Data records Block Start

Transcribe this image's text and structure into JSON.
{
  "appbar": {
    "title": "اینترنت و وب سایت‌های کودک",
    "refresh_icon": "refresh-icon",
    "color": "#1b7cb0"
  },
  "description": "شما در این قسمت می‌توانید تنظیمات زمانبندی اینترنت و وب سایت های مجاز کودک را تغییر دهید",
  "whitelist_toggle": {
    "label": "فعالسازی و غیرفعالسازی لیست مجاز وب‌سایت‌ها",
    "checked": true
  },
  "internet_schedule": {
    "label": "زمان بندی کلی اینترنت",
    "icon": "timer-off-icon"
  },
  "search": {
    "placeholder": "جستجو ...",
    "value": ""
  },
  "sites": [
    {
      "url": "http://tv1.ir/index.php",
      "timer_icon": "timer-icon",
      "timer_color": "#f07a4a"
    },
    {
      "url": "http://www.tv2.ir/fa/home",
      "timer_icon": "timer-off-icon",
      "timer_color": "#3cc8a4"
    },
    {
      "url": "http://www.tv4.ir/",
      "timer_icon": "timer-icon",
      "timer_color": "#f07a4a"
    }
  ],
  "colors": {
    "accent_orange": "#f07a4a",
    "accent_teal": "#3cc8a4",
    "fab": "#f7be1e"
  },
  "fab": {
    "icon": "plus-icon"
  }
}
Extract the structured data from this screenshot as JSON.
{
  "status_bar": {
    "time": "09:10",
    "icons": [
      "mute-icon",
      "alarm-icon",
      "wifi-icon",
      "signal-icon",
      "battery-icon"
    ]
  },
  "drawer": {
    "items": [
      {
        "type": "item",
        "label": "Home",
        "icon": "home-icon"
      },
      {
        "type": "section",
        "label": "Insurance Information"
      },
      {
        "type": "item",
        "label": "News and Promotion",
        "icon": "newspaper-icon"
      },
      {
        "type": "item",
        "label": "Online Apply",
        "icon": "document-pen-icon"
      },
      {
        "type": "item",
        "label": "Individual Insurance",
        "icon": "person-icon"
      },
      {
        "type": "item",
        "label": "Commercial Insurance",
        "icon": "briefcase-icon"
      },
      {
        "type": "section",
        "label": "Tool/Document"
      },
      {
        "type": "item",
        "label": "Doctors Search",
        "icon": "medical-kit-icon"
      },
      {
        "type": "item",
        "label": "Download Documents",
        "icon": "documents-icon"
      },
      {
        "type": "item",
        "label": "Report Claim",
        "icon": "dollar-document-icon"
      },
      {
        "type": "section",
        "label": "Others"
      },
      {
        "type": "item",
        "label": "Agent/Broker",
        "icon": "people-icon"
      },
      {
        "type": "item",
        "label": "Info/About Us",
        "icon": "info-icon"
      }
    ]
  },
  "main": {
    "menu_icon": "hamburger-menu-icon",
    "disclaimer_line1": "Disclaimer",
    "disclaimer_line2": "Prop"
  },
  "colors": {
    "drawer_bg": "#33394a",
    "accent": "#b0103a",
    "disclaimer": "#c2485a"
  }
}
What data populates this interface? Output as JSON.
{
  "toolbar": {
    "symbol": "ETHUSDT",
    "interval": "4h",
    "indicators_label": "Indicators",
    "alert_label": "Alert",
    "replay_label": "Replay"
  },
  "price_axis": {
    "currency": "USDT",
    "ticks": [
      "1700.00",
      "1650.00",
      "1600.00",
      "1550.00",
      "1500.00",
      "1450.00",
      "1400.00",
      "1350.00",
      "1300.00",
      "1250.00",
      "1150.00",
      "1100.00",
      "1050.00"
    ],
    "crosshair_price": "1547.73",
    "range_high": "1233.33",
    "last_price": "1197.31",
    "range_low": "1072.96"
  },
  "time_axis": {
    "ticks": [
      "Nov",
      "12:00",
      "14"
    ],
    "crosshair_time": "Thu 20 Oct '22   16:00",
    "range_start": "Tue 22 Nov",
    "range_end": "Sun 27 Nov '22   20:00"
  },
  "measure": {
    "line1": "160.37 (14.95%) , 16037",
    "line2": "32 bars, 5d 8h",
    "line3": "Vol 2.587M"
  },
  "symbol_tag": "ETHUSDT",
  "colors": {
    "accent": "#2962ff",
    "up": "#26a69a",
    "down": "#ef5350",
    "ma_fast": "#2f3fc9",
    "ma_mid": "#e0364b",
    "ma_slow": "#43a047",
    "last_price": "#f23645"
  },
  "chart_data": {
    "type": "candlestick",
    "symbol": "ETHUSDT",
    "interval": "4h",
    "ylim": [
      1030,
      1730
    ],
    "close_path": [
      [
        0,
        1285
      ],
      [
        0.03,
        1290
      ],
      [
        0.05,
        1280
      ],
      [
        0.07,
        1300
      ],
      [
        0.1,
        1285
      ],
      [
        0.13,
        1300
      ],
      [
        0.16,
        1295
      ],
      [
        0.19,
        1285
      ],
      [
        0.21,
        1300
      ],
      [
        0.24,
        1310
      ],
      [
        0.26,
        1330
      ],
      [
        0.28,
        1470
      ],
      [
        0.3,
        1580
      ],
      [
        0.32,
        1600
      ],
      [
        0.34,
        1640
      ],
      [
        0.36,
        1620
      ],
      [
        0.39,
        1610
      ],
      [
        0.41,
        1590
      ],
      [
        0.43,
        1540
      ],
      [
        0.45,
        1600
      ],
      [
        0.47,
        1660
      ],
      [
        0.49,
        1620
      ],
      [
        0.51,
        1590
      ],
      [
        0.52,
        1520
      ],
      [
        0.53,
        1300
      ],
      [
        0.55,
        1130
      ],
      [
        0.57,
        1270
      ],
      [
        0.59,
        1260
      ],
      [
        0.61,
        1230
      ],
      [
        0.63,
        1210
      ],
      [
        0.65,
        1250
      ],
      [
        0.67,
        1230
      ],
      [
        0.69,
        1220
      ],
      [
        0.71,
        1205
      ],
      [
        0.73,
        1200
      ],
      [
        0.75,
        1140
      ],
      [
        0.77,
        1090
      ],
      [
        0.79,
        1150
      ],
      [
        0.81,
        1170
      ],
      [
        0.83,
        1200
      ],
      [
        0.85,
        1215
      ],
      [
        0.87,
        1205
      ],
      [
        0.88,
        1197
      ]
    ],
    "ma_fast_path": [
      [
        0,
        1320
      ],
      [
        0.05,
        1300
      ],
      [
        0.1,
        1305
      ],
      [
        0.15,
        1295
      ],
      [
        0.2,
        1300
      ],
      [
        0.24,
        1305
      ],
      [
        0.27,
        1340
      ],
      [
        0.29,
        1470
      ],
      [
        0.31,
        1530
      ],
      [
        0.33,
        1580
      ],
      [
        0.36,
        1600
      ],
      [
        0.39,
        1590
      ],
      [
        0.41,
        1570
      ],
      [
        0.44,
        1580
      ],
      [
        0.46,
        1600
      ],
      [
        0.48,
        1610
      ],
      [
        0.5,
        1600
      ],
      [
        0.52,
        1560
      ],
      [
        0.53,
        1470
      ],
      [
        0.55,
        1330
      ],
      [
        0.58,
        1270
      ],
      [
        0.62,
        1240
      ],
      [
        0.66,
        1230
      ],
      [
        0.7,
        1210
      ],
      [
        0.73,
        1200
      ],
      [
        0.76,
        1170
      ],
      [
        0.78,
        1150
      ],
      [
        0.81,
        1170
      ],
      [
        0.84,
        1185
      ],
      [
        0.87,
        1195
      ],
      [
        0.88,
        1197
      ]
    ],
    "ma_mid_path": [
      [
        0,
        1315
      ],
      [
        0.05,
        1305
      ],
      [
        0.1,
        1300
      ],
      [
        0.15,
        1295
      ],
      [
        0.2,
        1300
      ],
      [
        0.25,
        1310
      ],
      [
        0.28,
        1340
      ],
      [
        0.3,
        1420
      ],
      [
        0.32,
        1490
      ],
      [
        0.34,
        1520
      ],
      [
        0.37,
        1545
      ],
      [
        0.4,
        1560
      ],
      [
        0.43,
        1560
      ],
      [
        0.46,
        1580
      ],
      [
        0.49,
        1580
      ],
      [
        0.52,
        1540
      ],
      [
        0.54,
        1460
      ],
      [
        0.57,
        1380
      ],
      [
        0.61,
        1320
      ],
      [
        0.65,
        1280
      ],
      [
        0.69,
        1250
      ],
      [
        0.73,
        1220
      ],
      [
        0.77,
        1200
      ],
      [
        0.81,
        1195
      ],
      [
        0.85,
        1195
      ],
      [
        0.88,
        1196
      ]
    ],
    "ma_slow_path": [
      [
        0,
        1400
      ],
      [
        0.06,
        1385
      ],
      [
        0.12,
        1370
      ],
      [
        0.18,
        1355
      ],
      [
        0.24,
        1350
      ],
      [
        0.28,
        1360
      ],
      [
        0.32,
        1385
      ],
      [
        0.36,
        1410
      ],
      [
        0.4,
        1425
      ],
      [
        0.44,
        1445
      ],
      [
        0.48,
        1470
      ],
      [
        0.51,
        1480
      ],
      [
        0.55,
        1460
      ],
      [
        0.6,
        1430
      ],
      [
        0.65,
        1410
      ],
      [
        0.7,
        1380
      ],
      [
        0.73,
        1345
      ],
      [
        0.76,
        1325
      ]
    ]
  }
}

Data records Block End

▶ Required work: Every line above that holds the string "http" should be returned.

▶ Response to the task:
      "url": "http://tv1.ir/index.php",
      "url": "http://www.tv2.ir/fa/home",
      "url": "http://www.tv4.ir/",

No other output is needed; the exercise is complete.